- There’s a lot of work in progress but nothing ever seems to get done
- Priorities are constantly shifting
- People feel overloaded and over capacity, yet more work is constantly being requested
- Groups work in silos, each with their own priorities
- A lot of work is being done but we can’t measure results
Imagine the impact of creating a new way of planning that engages everyone and leads to a sense of clarity, hope and teamwork. This poster reflects how staff within a division felt after working together to plan for the first of a two-day planning session, using this new approach.
Reflections – Day 1
- Watching the energy change through the day – seeing people get excited
- Noticed – more productive than anticipated
- Hope – the fruits of this work happen and we get things done
- Will give our work more purpose – tying to strategic plan
- Noticing all the work going on and interdependencies
- Excited to see final product and how it comes together
- Planning and seeing how it comes together
- We worked as a team and everyone contributed (not just individuals)
- Hope – truly acknowledge our bandwidth and succeed
- Notice – we got on the same page and worked together
- Really good to see the big picture

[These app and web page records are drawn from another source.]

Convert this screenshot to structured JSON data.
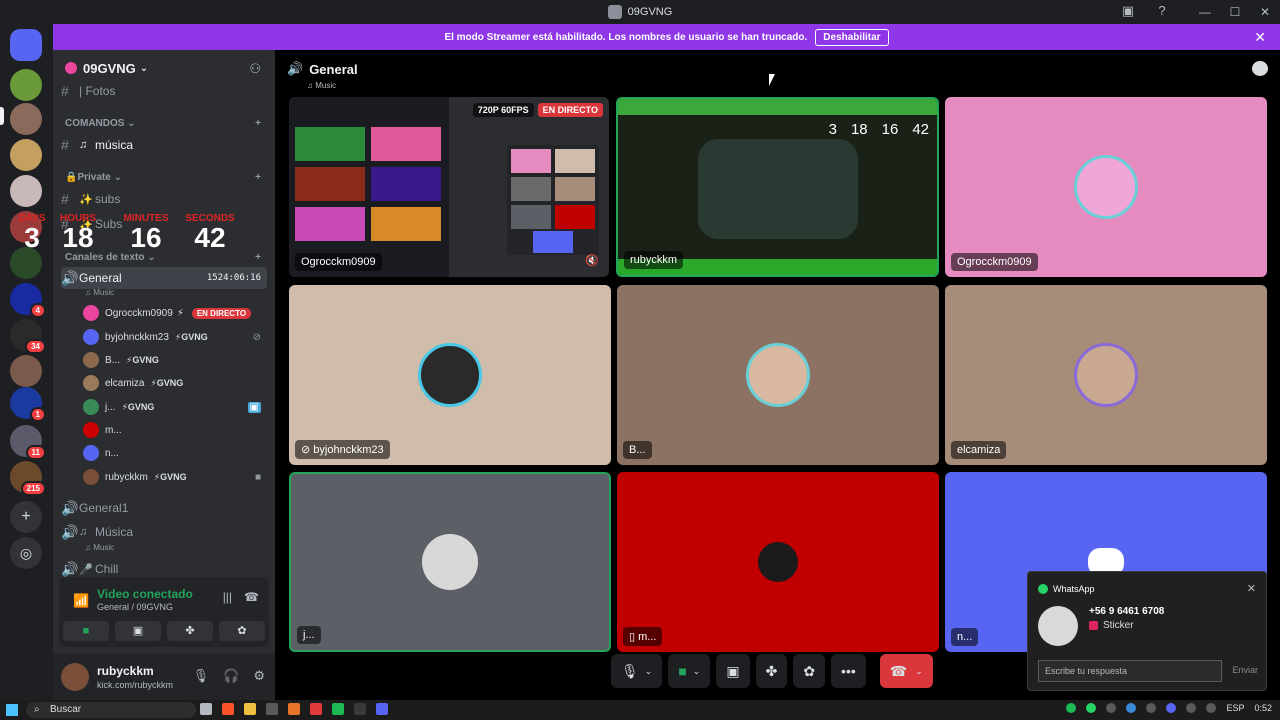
{
  "window": {
    "title": "09GVNG",
    "controls": [
      "—",
      "☐",
      "✕"
    ]
  },
  "banner": {
    "text": "El modo Streamer está habilitado. Los nombres de usuario se han truncado.",
    "button": "Deshabilitar"
  },
  "servers": {
    "badges": [
      "4",
      "34",
      "1",
      "11",
      "215"
    ]
  },
  "sidebar": {
    "server_name": "09GVNG",
    "fotos": "| Fotos",
    "cat_comandos": "COMANDOS",
    "musica": "música",
    "cat_private": "Private",
    "subs": "subs",
    "subs2": "Subs",
    "cat_texto": "Canales de texto",
    "general": "General",
    "general_time": "1524:06:16",
    "general_sub": "Music",
    "general1": "General",
    "musica2": "Música",
    "musica2_sub": "Music",
    "chill": "Chill",
    "timer": {
      "labels": [
        "DAYS",
        "HOURS",
        "MINUTES",
        "SECONDS"
      ],
      "values": [
        "3",
        "18",
        "16",
        "42"
      ]
    },
    "voice_users": [
      {
        "name": "Ogrocckm0909",
        "tag": "",
        "live": "EN DIRECTO",
        "color": "#eb459e"
      },
      {
        "name": "byjohnckkm23",
        "tag": "GVNG",
        "live": "",
        "color": "#5865f2"
      },
      {
        "name": "B...",
        "tag": "GVNG",
        "live": "",
        "color": "#8a6a4a"
      },
      {
        "name": "elcamiza",
        "tag": "GVNG",
        "live": "",
        "color": "#9a7a5a"
      },
      {
        "name": "j...",
        "tag": "GVNG",
        "live": "",
        "color": "#3a8a5a"
      },
      {
        "name": "m...",
        "tag": "",
        "live": "",
        "color": "#cc0000"
      },
      {
        "name": "n...",
        "tag": "",
        "live": "",
        "color": "#5865f2"
      },
      {
        "name": "rubyckkm",
        "tag": "GVNG",
        "live": "",
        "color": "#7a4f3a"
      }
    ]
  },
  "voice_panel": {
    "title": "Video conectado",
    "subtitle": "General / 09GVNG"
  },
  "user_panel": {
    "name": "rubyckkm",
    "status": "kick.com/rubyckkm"
  },
  "main": {
    "channel": "General",
    "channel_sub": "Music",
    "stream_tags": [
      "720P 60FPS",
      "EN DIRECTO"
    ],
    "tiles": [
      {
        "label": "Ogrocckm0909",
        "bg": "#2b2d31"
      },
      {
        "label": "rubyckkm",
        "bg": "#1a2218"
      },
      {
        "label": "Ogrocckm0909",
        "bg": "#e58bbf"
      },
      {
        "label": "byjohnckkm23",
        "bg": "#cfbcaa"
      },
      {
        "label": "B...",
        "bg": "#8c7262"
      },
      {
        "label": "elcamiza",
        "bg": "#a88c7a"
      },
      {
        "label": "j...",
        "bg": "#5c5f66"
      },
      {
        "label": "m...",
        "bg": "#c00000"
      },
      {
        "label": "n...",
        "bg": "#5865f2"
      }
    ],
    "video_time": {
      "values": [
        "3",
        "18",
        "16",
        "42"
      ]
    }
  },
  "toast": {
    "app": "WhatsApp",
    "number": "+56 9 6461 6708",
    "message": "Sticker",
    "input_placeholder": "Escribe tu respuesta",
    "send": "Enviar"
  },
  "taskbar": {
    "search": "Buscar",
    "lang": "ESP",
    "time": "0:52"
  }
}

- Hope – team members sharing work – more collaborative
- It’s nice to see the pieces in stories – visual, what I can say yes or no to
- I am not alone – everyone is overloaded

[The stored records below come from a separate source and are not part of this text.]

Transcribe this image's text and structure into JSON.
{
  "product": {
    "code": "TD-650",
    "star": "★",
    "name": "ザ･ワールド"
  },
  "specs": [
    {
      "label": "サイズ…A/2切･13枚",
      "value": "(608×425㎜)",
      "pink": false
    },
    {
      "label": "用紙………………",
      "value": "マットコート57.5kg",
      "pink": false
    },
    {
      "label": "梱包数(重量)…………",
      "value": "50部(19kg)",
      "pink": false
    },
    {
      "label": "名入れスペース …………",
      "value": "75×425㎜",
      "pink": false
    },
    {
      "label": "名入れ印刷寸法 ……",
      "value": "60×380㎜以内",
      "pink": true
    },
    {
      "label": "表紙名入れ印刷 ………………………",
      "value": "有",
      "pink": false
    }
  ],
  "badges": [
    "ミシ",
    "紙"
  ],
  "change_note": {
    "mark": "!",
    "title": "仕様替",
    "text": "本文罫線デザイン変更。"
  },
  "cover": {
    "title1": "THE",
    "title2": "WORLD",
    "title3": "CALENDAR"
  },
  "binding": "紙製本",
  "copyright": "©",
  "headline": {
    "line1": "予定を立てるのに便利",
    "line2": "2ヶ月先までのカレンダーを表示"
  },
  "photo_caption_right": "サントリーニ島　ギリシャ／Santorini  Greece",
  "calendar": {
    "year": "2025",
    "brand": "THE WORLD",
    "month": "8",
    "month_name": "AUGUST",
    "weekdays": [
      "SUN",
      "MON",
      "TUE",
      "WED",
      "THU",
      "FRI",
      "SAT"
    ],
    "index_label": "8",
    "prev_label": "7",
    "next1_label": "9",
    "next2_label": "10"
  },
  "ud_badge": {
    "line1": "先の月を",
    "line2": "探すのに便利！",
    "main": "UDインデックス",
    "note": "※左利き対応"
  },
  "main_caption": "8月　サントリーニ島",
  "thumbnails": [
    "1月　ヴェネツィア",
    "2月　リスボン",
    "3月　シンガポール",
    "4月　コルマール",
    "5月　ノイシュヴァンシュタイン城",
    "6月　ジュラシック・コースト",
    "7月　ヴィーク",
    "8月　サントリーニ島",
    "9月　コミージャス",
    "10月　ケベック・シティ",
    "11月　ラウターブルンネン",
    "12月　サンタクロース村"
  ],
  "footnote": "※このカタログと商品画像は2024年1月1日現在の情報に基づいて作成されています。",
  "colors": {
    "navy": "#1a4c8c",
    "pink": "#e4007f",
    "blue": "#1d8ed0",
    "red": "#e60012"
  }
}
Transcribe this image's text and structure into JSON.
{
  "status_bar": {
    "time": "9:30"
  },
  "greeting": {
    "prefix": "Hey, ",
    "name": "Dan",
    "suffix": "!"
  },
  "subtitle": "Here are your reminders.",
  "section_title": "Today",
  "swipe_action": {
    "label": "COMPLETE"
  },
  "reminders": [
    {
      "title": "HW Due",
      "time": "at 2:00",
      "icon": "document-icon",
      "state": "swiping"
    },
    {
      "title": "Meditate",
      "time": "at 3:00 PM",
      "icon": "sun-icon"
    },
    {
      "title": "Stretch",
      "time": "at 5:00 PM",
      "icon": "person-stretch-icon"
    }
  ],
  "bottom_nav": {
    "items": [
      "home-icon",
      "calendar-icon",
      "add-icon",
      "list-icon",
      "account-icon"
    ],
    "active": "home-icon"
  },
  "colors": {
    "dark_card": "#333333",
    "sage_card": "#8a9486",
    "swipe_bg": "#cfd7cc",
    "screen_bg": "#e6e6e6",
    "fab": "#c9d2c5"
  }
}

- Hope – world peace
- Notice – lots of engagement & excitement
- Able to discuss, share, time
How does it work?
This approach begins with leaders working together to agree on goals and priorities for the upcoming quarter. Rather than establishing separate priorities and then fighting over resources, leaders operate as a team with shared goals. They define these goals in a structured way, first defining objectives and then prioritizing the work they believe will accomplish those objectives. Success is measured through results, rather than the completion of activities.

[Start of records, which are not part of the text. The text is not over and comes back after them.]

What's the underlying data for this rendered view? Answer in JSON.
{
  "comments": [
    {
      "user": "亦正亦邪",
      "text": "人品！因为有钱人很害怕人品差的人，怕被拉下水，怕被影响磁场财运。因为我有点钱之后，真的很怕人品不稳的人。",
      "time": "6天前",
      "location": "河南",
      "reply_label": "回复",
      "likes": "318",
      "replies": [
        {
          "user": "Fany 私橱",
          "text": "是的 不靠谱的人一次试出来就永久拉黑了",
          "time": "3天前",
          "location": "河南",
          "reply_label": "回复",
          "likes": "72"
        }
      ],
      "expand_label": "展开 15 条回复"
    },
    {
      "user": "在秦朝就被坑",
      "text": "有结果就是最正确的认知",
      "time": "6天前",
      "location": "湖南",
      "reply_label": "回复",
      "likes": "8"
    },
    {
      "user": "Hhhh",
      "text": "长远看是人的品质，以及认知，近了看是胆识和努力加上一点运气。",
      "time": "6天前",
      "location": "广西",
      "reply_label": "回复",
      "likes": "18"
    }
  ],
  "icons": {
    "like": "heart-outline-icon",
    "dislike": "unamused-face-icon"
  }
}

The objectives, success measures and prioritized work are shared with the teams that will develop plans to accomplish the work. The teams are empowered to figure out how to get the work done and are guided through a process to estimate their capacity and only pull in work that they are confident that they can complete within the quarter.
The team plans are created during a collaborative, two-day planning event that includes the leadership team, everyone who will do the work, as well as customers and stakeholders who can provide feedback on the plan. During the event, teams create visual plans that represent their capacity, the pieces and timing of the work that they expect to complete within the quarter, dependencies and risks. The event concludes with a confidence vote from everyone in the room so that all participants leave with a sense of collective accountability and commitment to the plan.
What makes the difference?
This approach is powerful and effective because it aligns to lean and agile principles and creates a healthy environment with clarity, alignment, focus and trust.
- Creating clear goals, success measures and priorities across the organization
- Trusting teams to figure out how to get the work done
- Working collaboratively with everyone in the same room